# Task details:
Output the records precisely as they stand. Pictures are to be skipped.
--
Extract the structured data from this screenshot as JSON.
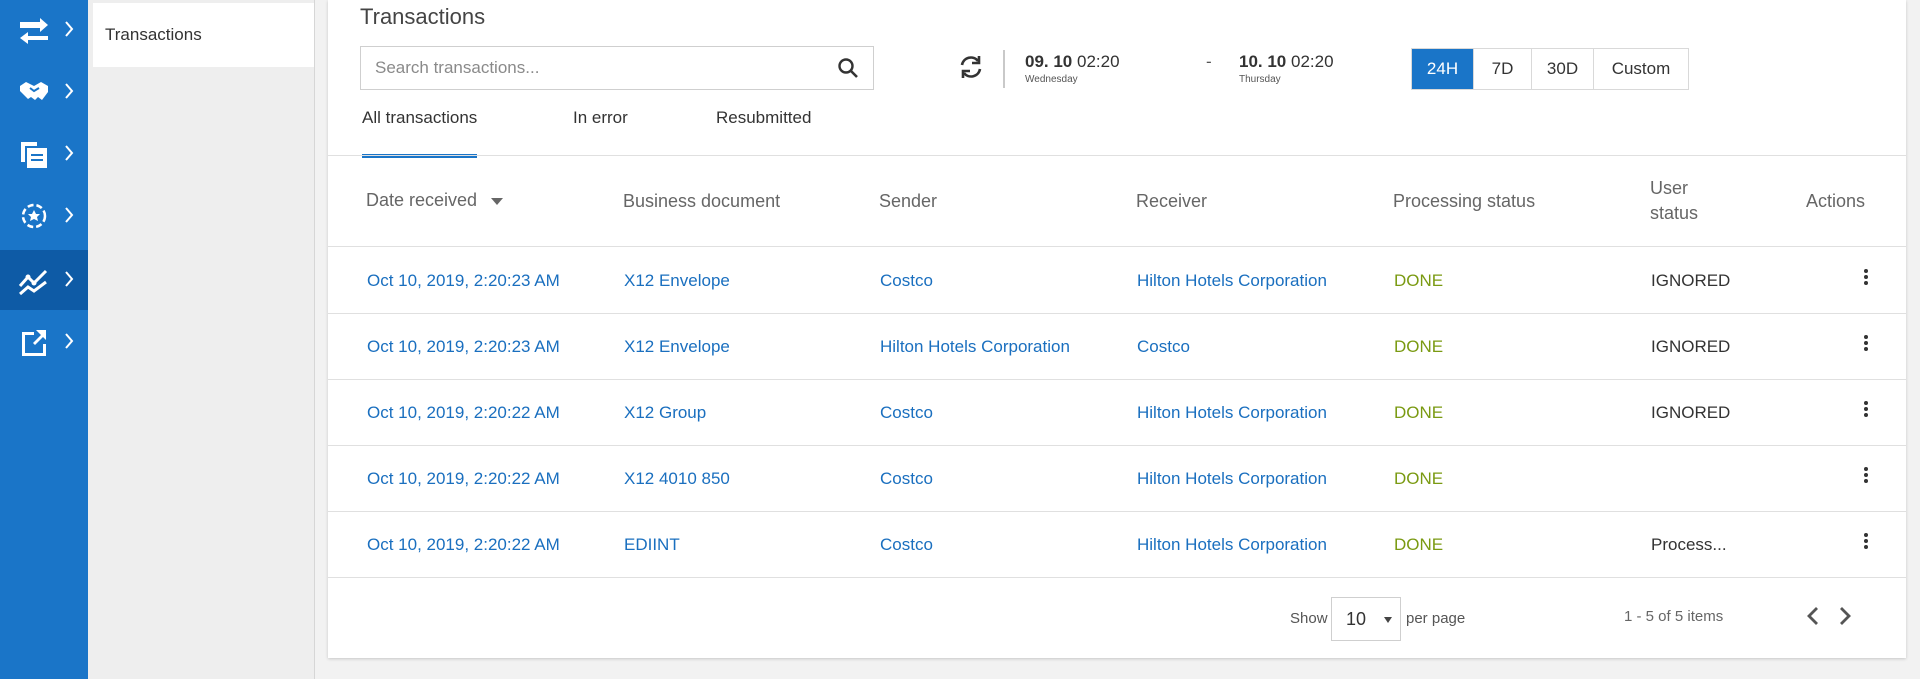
{
  "sidebar": {
    "items": [
      {
        "icon": "exchange-arrows-icon"
      },
      {
        "icon": "handshake-icon"
      },
      {
        "icon": "documents-icon"
      },
      {
        "icon": "gear-star-icon"
      },
      {
        "icon": "analytics-trend-icon"
      },
      {
        "icon": "external-link-icon"
      }
    ],
    "active_index": 4,
    "submenu_item": "Transactions"
  },
  "main": {
    "title": "Transactions",
    "search_placeholder": "Search transactions...",
    "date_from": {
      "day": "09. 10",
      "time": "02:20",
      "weekday": "Wednesday"
    },
    "date_separator": "-",
    "date_to": {
      "day": "10. 10",
      "time": "02:20",
      "weekday": "Thursday"
    },
    "ranges": [
      "24H",
      "7D",
      "30D",
      "Custom"
    ],
    "active_range": "24H",
    "tabs": [
      "All transactions",
      "In error",
      "Resubmitted"
    ],
    "active_tab": "All transactions"
  },
  "table": {
    "headers": {
      "date_received": "Date received",
      "business_document": "Business document",
      "sender": "Sender",
      "receiver": "Receiver",
      "processing_status": "Processing status",
      "user_status_line1": "User",
      "user_status_line2": "status",
      "actions": "Actions"
    },
    "rows": [
      {
        "date": "Oct 10, 2019, 2:20:23 AM",
        "document": "X12 Envelope",
        "sender": "Costco",
        "receiver": "Hilton Hotels Corporation",
        "status": "DONE",
        "user_status": "IGNORED"
      },
      {
        "date": "Oct 10, 2019, 2:20:23 AM",
        "document": "X12 Envelope",
        "sender": "Hilton Hotels Corporation",
        "receiver": "Costco",
        "status": "DONE",
        "user_status": "IGNORED"
      },
      {
        "date": "Oct 10, 2019, 2:20:22 AM",
        "document": "X12 Group",
        "sender": "Costco",
        "receiver": "Hilton Hotels Corporation",
        "status": "DONE",
        "user_status": "IGNORED"
      },
      {
        "date": "Oct 10, 2019, 2:20:22 AM",
        "document": "X12 4010 850",
        "sender": "Costco",
        "receiver": "Hilton Hotels Corporation",
        "status": "DONE",
        "user_status": ""
      },
      {
        "date": "Oct 10, 2019, 2:20:22 AM",
        "document": "EDIINT",
        "sender": "Costco",
        "receiver": "Hilton Hotels Corporation",
        "status": "DONE",
        "user_status": "Process..."
      }
    ]
  },
  "pagination": {
    "show_label": "Show",
    "per_page_value": "10",
    "per_page_label": "per page",
    "items_summary": "1 - 5 of 5 items"
  },
  "colors": {
    "brand": "#1a75c8",
    "link": "#1a6fbf",
    "status_done": "#7a9a12"
  }
}
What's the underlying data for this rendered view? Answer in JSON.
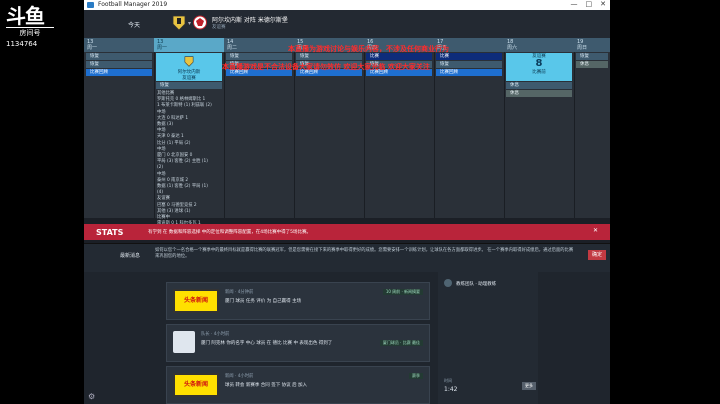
{
  "overlay": {
    "platform_logo": "斗鱼",
    "platform_sub": "房间号",
    "room_id": "1134764"
  },
  "window": {
    "title": "Football Manager 2019",
    "minimize": "—",
    "maximize": "□",
    "close": "✕"
  },
  "header": {
    "today": "今天",
    "match_title": "阿尔坎内斯 对阵 米德尔斯堡",
    "match_sub": "友谊赛"
  },
  "calendar": {
    "columns": [
      {
        "day": "13",
        "weekday": "周一",
        "events": [
          {
            "kind": "train",
            "text": "恢复"
          },
          {
            "kind": "train",
            "text": "恢复"
          },
          {
            "kind": "scout",
            "text": "比赛回顾"
          }
        ]
      },
      {
        "day": "14",
        "weekday": "周二",
        "events": [
          {
            "kind": "train",
            "text": "恢复"
          },
          {
            "kind": "train",
            "text": "恢复"
          },
          {
            "kind": "scout",
            "text": "比赛回顾"
          }
        ]
      },
      {
        "day": "15",
        "weekday": "周三",
        "events": [
          {
            "kind": "train",
            "text": "恢复"
          },
          {
            "kind": "train",
            "text": "恢复"
          },
          {
            "kind": "scout",
            "text": "比赛回顾"
          }
        ]
      },
      {
        "day": "16",
        "weekday": "周四",
        "events": [
          {
            "kind": "match",
            "text": "比赛"
          },
          {
            "kind": "train",
            "text": "恢复"
          },
          {
            "kind": "scout",
            "text": "比赛回顾"
          }
        ]
      },
      {
        "day": "17",
        "weekday": "周五",
        "events": [
          {
            "kind": "match",
            "text": "比赛"
          },
          {
            "kind": "train",
            "text": "恢复"
          },
          {
            "kind": "scout",
            "text": "比赛回顾"
          }
        ]
      },
      {
        "day": "18",
        "weekday": "周六",
        "events": [
          {
            "kind": "train",
            "text": "休息"
          },
          {
            "kind": "rest",
            "text": "休息"
          }
        ]
      },
      {
        "day": "19",
        "weekday": "周日",
        "events": [
          {
            "kind": "train",
            "text": "恢复"
          },
          {
            "kind": "rest",
            "text": "休息"
          }
        ]
      }
    ],
    "today_col": {
      "day": "13",
      "weekday": "周一",
      "tag": "周一",
      "box_label": "阿尔坎内斯",
      "box_sub": "友谊赛",
      "events": [
        {
          "kind": "train",
          "text": "恢复"
        }
      ],
      "details": "其他比赛\n罗斯托克 0 格林姆斯比 1\n 1 布莱卡斯特 (1) 利兹联 (2)\n 中场\n 大连 0 科达萨 1\n 数据 (3)\n 中场\n 天津 0 泰达 1\n 比分 (1) 平局 (2)\n 中场\n 厦门 0 北京国安 0\n 平局 (3) 客胜 (2) 主胜 (1)\n (2)\n 中场\n 泰州 0 南京城 2\n 数据 (1) 客胜 (2) 平局 (1)\n (4)\n 友谊赛\n 巴塞 0 马德里竞技 2\n 其他 (3) 进球 (1)\n 比赛中\n 雷迪斯 0 1 科尔多瓦 1"
    },
    "right_box": {
      "label": "友谊赛",
      "num": "8",
      "sub": "比赛前"
    }
  },
  "stream_overlay_text": {
    "line1": "本直播为游戏讨论与娱乐内容，不涉及任何商业行为",
    "line2": "本直播游戏是不合法设备大家请勿效仿 欢迎大家光临 欢迎大家关注"
  },
  "stats": {
    "label": "STATS",
    "text": "有学到 在 数据和阵容选择 中的定位和调整阵容配置，在4场比赛中得了5场比赛。",
    "close": "✕"
  },
  "advice": {
    "label": "最新消息",
    "text": "如何以您个一名合格一个赛季中的最终目标就是赢得比赛的联赛冠军，但是您需要在接下来的赛季中取得更好的成绩。您需要安排一个训练计划，让球队在各方面都取得进步。\n在一个赛季内取得好成绩后，通过后面的比赛来巩固您的地位。",
    "button": "确定"
  },
  "feed": {
    "items": [
      {
        "kind": "thumb",
        "thumb": "头条新闻",
        "meta": "新闻 · 4分钟前",
        "text": "厦门 球员 任务 评价 为 自己赢得 主场",
        "tag": "10 周前 · 新闻摘要"
      },
      {
        "kind": "avatar",
        "meta": "队长 · 4小时前",
        "text": "厦门 阿克林 你的名字 中心 球员 在 德比 比赛 中 表现出色 得到了",
        "tag": "厦门球员 · 比赛 最佳"
      },
      {
        "kind": "thumb",
        "thumb": "头条新闻",
        "meta": "新闻 · 4小时前",
        "text": "球员 转会 新赛季 合同 签下 协议 后 加入",
        "tag": "赛季"
      }
    ]
  },
  "right_panel": {
    "person": "教练团队 · 助理教练",
    "label": "时间",
    "time": "1:42",
    "button": "更多"
  },
  "colors": {
    "accent_cyan": "#59c7ea",
    "stats_red": "#b9243a",
    "header_blue": "#3e5a6e"
  }
}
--
# Exercise output:
Extract the structured data from this screenshot as JSON.
{
  "sidebar": {
    "items": [
      {
        "icon": "exchange-arrows-icon"
      },
      {
        "icon": "handshake-icon"
      },
      {
        "icon": "documents-icon"
      },
      {
        "icon": "gear-star-icon"
      },
      {
        "icon": "analytics-trend-icon"
      },
      {
        "icon": "external-link-icon"
      }
    ],
    "active_index": 4,
    "submenu_item": "Transactions"
  },
  "main": {
    "title": "Transactions",
    "search_placeholder": "Search transactions...",
    "date_from": {
      "day": "09. 10",
      "time": "02:20",
      "weekday": "Wednesday"
    },
    "date_separator": "-",
    "date_to": {
      "day": "10. 10",
      "time": "02:20",
      "weekday": "Thursday"
    },
    "ranges": [
      "24H",
      "7D",
      "30D",
      "Custom"
    ],
    "active_range": "24H",
    "tabs": [
      "All transactions",
      "In error",
      "Resubmitted"
    ],
    "active_tab": "All transactions"
  },
  "table": {
    "headers": {
      "date_received": "Date received",
      "business_document": "Business document",
      "sender": "Sender",
      "receiver": "Receiver",
      "processing_status": "Processing status",
      "user_status_line1": "User",
      "user_status_line2": "status",
      "actions": "Actions"
    },
    "rows": [
      {
        "date": "Oct 10, 2019, 2:20:23 AM",
        "document": "X12 Envelope",
        "sender": "Costco",
        "receiver": "Hilton Hotels Corporation",
        "status": "DONE",
        "user_status": "IGNORED"
      },
      {
        "date": "Oct 10, 2019, 2:20:23 AM",
        "document": "X12 Envelope",
        "sender": "Hilton Hotels Corporation",
        "receiver": "Costco",
        "status": "DONE",
        "user_status": "IGNORED"
      },
      {
        "date": "Oct 10, 2019, 2:20:22 AM",
        "document": "X12 Group",
        "sender": "Costco",
        "receiver": "Hilton Hotels Corporation",
        "status": "DONE",
        "user_status": "IGNORED"
      },
      {
        "date": "Oct 10, 2019, 2:20:22 AM",
        "document": "X12 4010 850",
        "sender": "Costco",
        "receiver": "Hilton Hotels Corporation",
        "status": "DONE",
        "user_status": ""
      },
      {
        "date": "Oct 10, 2019, 2:20:22 AM",
        "document": "EDIINT",
        "sender": "Costco",
        "receiver": "Hilton Hotels Corporation",
        "status": "DONE",
        "user_status": "Process..."
      }
    ]
  },
  "pagination": {
    "show_label": "Show",
    "per_page_value": "10",
    "per_page_label": "per page",
    "items_summary": "1 - 5 of 5 items"
  },
  "colors": {
    "brand": "#1a75c8",
    "link": "#1a6fbf",
    "status_done": "#7a9a12"
  }
}
What's the underlying data for this rendered view? Answer in JSON.
{
  "overlay": {
    "platform_logo": "斗鱼",
    "platform_sub": "房间号",
    "room_id": "1134764"
  },
  "window": {
    "title": "Football Manager 2019",
    "minimize": "—",
    "maximize": "□",
    "close": "✕"
  },
  "header": {
    "today": "今天",
    "match_title": "阿尔坎内斯 对阵 米德尔斯堡",
    "match_sub": "友谊赛"
  },
  "calendar": {
    "columns": [
      {
        "day": "13",
        "weekday": "周一",
        "events": [
          {
            "kind": "train",
            "text": "恢复"
          },
          {
            "kind": "train",
            "text": "恢复"
          },
          {
            "kind": "scout",
            "text": "比赛回顾"
          }
        ]
      },
      {
        "day": "14",
        "weekday": "周二",
        "events": [
          {
            "kind": "train",
            "text": "恢复"
          },
          {
            "kind": "train",
            "text": "恢复"
          },
          {
            "kind": "scout",
            "text": "比赛回顾"
          }
        ]
      },
      {
        "day": "15",
        "weekday": "周三",
        "events": [
          {
            "kind": "train",
            "text": "恢复"
          },
          {
            "kind": "train",
            "text": "恢复"
          },
          {
            "kind": "scout",
            "text": "比赛回顾"
          }
        ]
      },
      {
        "day": "16",
        "weekday": "周四",
        "events": [
          {
            "kind": "match",
            "text": "比赛"
          },
          {
            "kind": "train",
            "text": "恢复"
          },
          {
            "kind": "scout",
            "text": "比赛回顾"
          }
        ]
      },
      {
        "day": "17",
        "weekday": "周五",
        "events": [
          {
            "kind": "match",
            "text": "比赛"
          },
          {
            "kind": "train",
            "text": "恢复"
          },
          {
            "kind": "scout",
            "text": "比赛回顾"
          }
        ]
      },
      {
        "day": "18",
        "weekday": "周六",
        "events": [
          {
            "kind": "train",
            "text": "休息"
          },
          {
            "kind": "rest",
            "text": "休息"
          }
        ]
      },
      {
        "day": "19",
        "weekday": "周日",
        "events": [
          {
            "kind": "train",
            "text": "恢复"
          },
          {
            "kind": "rest",
            "text": "休息"
          }
        ]
      }
    ],
    "today_col": {
      "day": "13",
      "weekday": "周一",
      "tag": "周一",
      "box_label": "阿尔坎内斯",
      "box_sub": "友谊赛",
      "events": [
        {
          "kind": "train",
          "text": "恢复"
        }
      ],
      "details": "其他比赛\n罗斯托克 0 格林姆斯比 1\n 1 布莱卡斯特 (1) 利兹联 (2)\n 中场\n 大连 0 科达萨 1\n 数据 (3)\n 中场\n 天津 0 泰达 1\n 比分 (1) 平局 (2)\n 中场\n 厦门 0 北京国安 0\n 平局 (3) 客胜 (2) 主胜 (1)\n (2)\n 中场\n 泰州 0 南京城 2\n 数据 (1) 客胜 (2) 平局 (1)\n (4)\n 友谊赛\n 巴塞 0 马德里竞技 2\n 其他 (3) 进球 (1)\n 比赛中\n 雷迪斯 0 1 科尔多瓦 1"
    },
    "right_box": {
      "label": "友谊赛",
      "num": "8",
      "sub": "比赛前"
    }
  },
  "stream_overlay_text": {
    "line1": "本直播为游戏讨论与娱乐内容，不涉及任何商业行为",
    "line2": "本直播游戏是不合法设备大家请勿效仿 欢迎大家光临 欢迎大家关注"
  },
  "stats": {
    "label": "STATS",
    "text": "有学到 在 数据和阵容选择 中的定位和调整阵容配置，在4场比赛中得了5场比赛。",
    "close": "✕"
  },
  "advice": {
    "label": "最新消息",
    "text": "如何以您个一名合格一个赛季中的最终目标就是赢得比赛的联赛冠军，但是您需要在接下来的赛季中取得更好的成绩。您需要安排一个训练计划，让球队在各方面都取得进步。\n在一个赛季内取得好成绩后，通过后面的比赛来巩固您的地位。",
    "button": "确定"
  },
  "feed": {
    "items": [
      {
        "kind": "thumb",
        "thumb": "头条新闻",
        "meta": "新闻 · 4分钟前",
        "text": "厦门 球员 任务 评价 为 自己赢得 主场",
        "tag": "10 周前 · 新闻摘要"
      },
      {
        "kind": "avatar",
        "meta": "队长 · 4小时前",
        "text": "厦门 阿克林 你的名字 中心 球员 在 德比 比赛 中 表现出色 得到了",
        "tag": "厦门球员 · 比赛 最佳"
      },
      {
        "kind": "thumb",
        "thumb": "头条新闻",
        "meta": "新闻 · 4小时前",
        "text": "球员 转会 新赛季 合同 签下 协议 后 加入",
        "tag": "赛季"
      }
    ]
  },
  "right_panel": {
    "person": "教练团队 · 助理教练",
    "label": "时间",
    "time": "1:42",
    "button": "更多"
  },
  "colors": {
    "accent_cyan": "#59c7ea",
    "stats_red": "#b9243a",
    "header_blue": "#3e5a6e"
  }
}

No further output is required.